__Information supplied__.
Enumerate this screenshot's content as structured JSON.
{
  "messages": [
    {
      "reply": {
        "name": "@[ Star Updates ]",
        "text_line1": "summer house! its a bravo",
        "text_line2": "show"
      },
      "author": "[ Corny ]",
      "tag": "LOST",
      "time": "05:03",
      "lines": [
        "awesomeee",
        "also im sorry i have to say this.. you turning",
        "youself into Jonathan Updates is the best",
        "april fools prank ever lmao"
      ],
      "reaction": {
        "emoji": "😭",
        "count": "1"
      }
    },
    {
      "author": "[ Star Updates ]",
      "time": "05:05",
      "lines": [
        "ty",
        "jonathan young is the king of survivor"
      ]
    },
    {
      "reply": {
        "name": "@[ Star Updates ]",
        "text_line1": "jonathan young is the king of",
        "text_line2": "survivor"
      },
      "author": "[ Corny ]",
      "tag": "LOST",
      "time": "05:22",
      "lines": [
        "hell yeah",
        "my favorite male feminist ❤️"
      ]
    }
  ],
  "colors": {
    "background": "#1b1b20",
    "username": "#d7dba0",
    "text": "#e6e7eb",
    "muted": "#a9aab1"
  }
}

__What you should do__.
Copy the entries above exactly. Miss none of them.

__Output for this exercise__.
Enumerate this screenshot's content as structured JSON.
{
  "messages": [
    {
      "reply": {
        "name": "@[ Star Updates ]",
        "text_line1": "summer house! its a bravo",
        "text_line2": "show"
      },
      "author": "[ Corny ]",
      "tag": "LOST",
      "time": "05:03",
      "lines": [
        "awesomeee",
        "also im sorry i have to say this.. you turning",
        "youself into Jonathan Updates is the best",
        "april fools prank ever lmao"
      ],
      "reaction": {
        "emoji": "😭",
        "count": "1"
      }
    },
    {
      "author": "[ Star Updates ]",
      "time": "05:05",
      "lines": [
        "ty",
        "jonathan young is the king of survivor"
      ]
    },
    {
      "reply": {
        "name": "@[ Star Updates ]",
        "text_line1": "jonathan young is the king of",
        "text_line2": "survivor"
      },
      "author": "[ Corny ]",
      "tag": "LOST",
      "time": "05:22",
      "lines": [
        "hell yeah",
        "my favorite male feminist ❤️"
      ]
    }
  ],
  "colors": {
    "background": "#1b1b20",
    "username": "#d7dba0",
    "text": "#e6e7eb",
    "muted": "#a9aab1"
  }
}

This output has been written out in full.